In one room none of the 300 chairs that had been placed were empty. The hallways and the floor were full of people who awaited to hear him even when they had to be standing.
He thanked the public who came to the Eloy Alfaro Hall of the Conventions Center with a rusty Spanish.
He said he was happy to visit the country that had welcomed Julian Assange, founder of Wikileaks, who took refuge at the embassy in London.
Amid the awkward silences and a few scattered applause, began his keynote speech, in which he would discuss precisely censorship.
The author began with an anecdote. He told how, when he moved to Australia from his native country, his colleagues advised him to apply for an art scholarship, which would allow him to survive while he was wroting. He could not avoid showing astonishment.
“We had a government that served as an obstacle for writers … The censorship was simply a fact of life. As a writer, one was happy when the state was not interested in your work,” he said.
Then, the writer went on to describe the state of censorship experienced in South Africa with the apartheid.

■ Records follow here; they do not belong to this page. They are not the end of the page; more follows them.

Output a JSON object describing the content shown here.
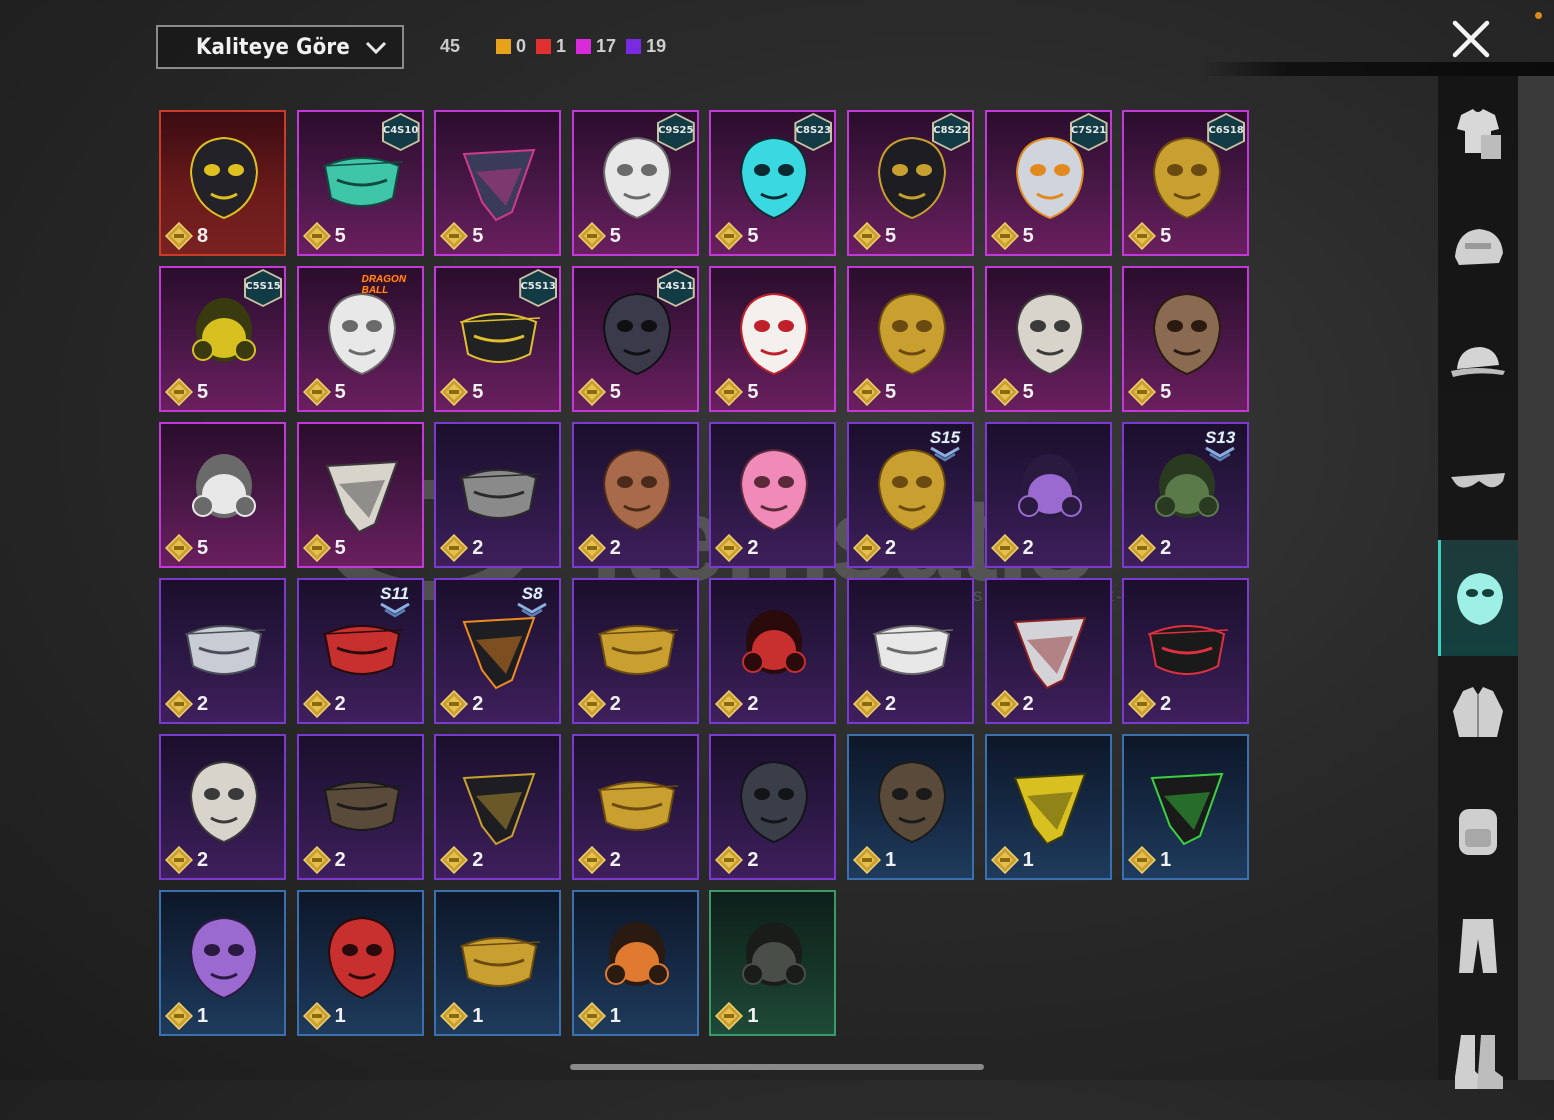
{
  "toolbar": {
    "sort_label": "Kaliteye Göre",
    "total_count": "45",
    "quality_counts": [
      {
        "color": "#e8a11a",
        "count": "0"
      },
      {
        "color": "#e03030",
        "count": "1"
      },
      {
        "color": "#d82ad8",
        "count": "17"
      },
      {
        "color": "#7a2ae0",
        "count": "19"
      }
    ]
  },
  "watermark": {
    "brand": "itemsatis",
    "tagline": "HESAP / SKIN / ITEM / E-PIN",
    "suffix": ".com"
  },
  "items": [
    {
      "rarity": "legendary",
      "qty": "8",
      "art": "spider-helmet-mask",
      "badge": null
    },
    {
      "rarity": "mythic",
      "qty": "5",
      "art": "teal-half-mask",
      "badge": {
        "type": "season",
        "text": "C4S10"
      }
    },
    {
      "rarity": "mythic",
      "qty": "5",
      "art": "glitch-bandana",
      "badge": null
    },
    {
      "rarity": "mythic",
      "qty": "5",
      "art": "white-spiked-mask",
      "badge": {
        "type": "season",
        "text": "C9S25"
      }
    },
    {
      "rarity": "mythic",
      "qty": "5",
      "art": "neon-cyan-mask",
      "badge": {
        "type": "season",
        "text": "C8S23"
      }
    },
    {
      "rarity": "mythic",
      "qty": "5",
      "art": "black-ring-mask",
      "badge": {
        "type": "season",
        "text": "C8S22"
      }
    },
    {
      "rarity": "mythic",
      "qty": "5",
      "art": "mecha-jaw-mask",
      "badge": {
        "type": "season",
        "text": "C7S21"
      }
    },
    {
      "rarity": "mythic",
      "qty": "5",
      "art": "gold-horn-mask",
      "badge": {
        "type": "season",
        "text": "C6S18"
      }
    },
    {
      "rarity": "mythic",
      "qty": "5",
      "art": "yellow-respirator",
      "badge": {
        "type": "season",
        "text": "C5S15"
      }
    },
    {
      "rarity": "mythic",
      "qty": "5",
      "art": "white-hair-mask",
      "badge": {
        "type": "logo",
        "text": "DRAGON BALL"
      }
    },
    {
      "rarity": "mythic",
      "qty": "5",
      "art": "graffiti-mask",
      "badge": {
        "type": "season",
        "text": "C5S13"
      }
    },
    {
      "rarity": "mythic",
      "qty": "5",
      "art": "dark-neon-mask",
      "badge": {
        "type": "season",
        "text": "C4S11"
      }
    },
    {
      "rarity": "mythic",
      "qty": "5",
      "art": "kitsune-mask",
      "badge": null
    },
    {
      "rarity": "mythic",
      "qty": "5",
      "art": "gold-blue-visor",
      "badge": null
    },
    {
      "rarity": "mythic",
      "qty": "5",
      "art": "horned-skull-mask",
      "badge": null
    },
    {
      "rarity": "mythic",
      "qty": "5",
      "art": "plague-doctor-mask",
      "badge": null
    },
    {
      "rarity": "mythic",
      "qty": "5",
      "art": "white-hood-respirator",
      "badge": null
    },
    {
      "rarity": "mythic",
      "qty": "5",
      "art": "skull-bandana",
      "badge": null
    },
    {
      "rarity": "epic",
      "qty": "2",
      "art": "grey-half-mask",
      "badge": null
    },
    {
      "rarity": "epic",
      "qty": "2",
      "art": "mammoth-mask",
      "badge": null
    },
    {
      "rarity": "epic",
      "qty": "2",
      "art": "pink-dino-mask",
      "badge": null
    },
    {
      "rarity": "epic",
      "qty": "2",
      "art": "gold-oni-mask",
      "badge": {
        "type": "rank",
        "text": "S15"
      }
    },
    {
      "rarity": "epic",
      "qty": "2",
      "art": "purple-visor-respirator",
      "badge": null
    },
    {
      "rarity": "epic",
      "qty": "2",
      "art": "goggle-respirator",
      "badge": {
        "type": "rank",
        "text": "S13"
      }
    },
    {
      "rarity": "epic",
      "qty": "2",
      "art": "chrome-half-mask",
      "badge": null
    },
    {
      "rarity": "epic",
      "qty": "2",
      "art": "red-mouth-mask",
      "badge": {
        "type": "rank",
        "text": "S11"
      }
    },
    {
      "rarity": "epic",
      "qty": "2",
      "art": "flame-bandana",
      "badge": {
        "type": "rank",
        "text": "S8"
      }
    },
    {
      "rarity": "epic",
      "qty": "2",
      "art": "studded-gold-mask",
      "badge": null
    },
    {
      "rarity": "epic",
      "qty": "2",
      "art": "gas-mask-red",
      "badge": null
    },
    {
      "rarity": "epic",
      "qty": "2",
      "art": "white-teeth-mask",
      "badge": null
    },
    {
      "rarity": "epic",
      "qty": "2",
      "art": "silver-red-bandana",
      "badge": null
    },
    {
      "rarity": "epic",
      "qty": "2",
      "art": "shark-teeth-mask",
      "badge": null
    },
    {
      "rarity": "epic",
      "qty": "2",
      "art": "dark-skull-mask",
      "badge": null
    },
    {
      "rarity": "epic",
      "qty": "2",
      "art": "leather-muzzle",
      "badge": null
    },
    {
      "rarity": "epic",
      "qty": "2",
      "art": "black-bandana",
      "badge": null
    },
    {
      "rarity": "epic",
      "qty": "2",
      "art": "gold-sequin-mask",
      "badge": null
    },
    {
      "rarity": "epic",
      "qty": "2",
      "art": "tactical-face-shield",
      "badge": null
    },
    {
      "rarity": "rare",
      "qty": "1",
      "art": "stitched-leather-mask",
      "badge": null
    },
    {
      "rarity": "rare",
      "qty": "1",
      "art": "yellow-dot-bandana",
      "badge": null
    },
    {
      "rarity": "rare",
      "qty": "1",
      "art": "web-bandana",
      "badge": null
    },
    {
      "rarity": "rare",
      "qty": "1",
      "art": "purple-theater-mask",
      "badge": null
    },
    {
      "rarity": "rare",
      "qty": "1",
      "art": "red-theater-mask",
      "badge": null
    },
    {
      "rarity": "rare",
      "qty": "1",
      "art": "black-gold-mask",
      "badge": null
    },
    {
      "rarity": "rare",
      "qty": "1",
      "art": "orange-respirator",
      "badge": null
    },
    {
      "rarity": "uncommon",
      "qty": "1",
      "art": "military-gas-mask",
      "badge": null
    }
  ],
  "categories": [
    {
      "name": "outfit",
      "active": false
    },
    {
      "name": "helmet",
      "active": false
    },
    {
      "name": "cap",
      "active": false
    },
    {
      "name": "glasses",
      "active": false
    },
    {
      "name": "mask",
      "active": true
    },
    {
      "name": "jacket",
      "active": false
    },
    {
      "name": "backpack",
      "active": false
    },
    {
      "name": "pants",
      "active": false
    },
    {
      "name": "boots",
      "active": false
    }
  ]
}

“In Spanish, ‘ignoring’ has two meanings: not knowing something, or not to pay attention to something or someone. In English, the meaning of this word is just the latest. You can not not know who is ignored … A censor was a quiet presence, an unwanted visitor looking over your shoulder.”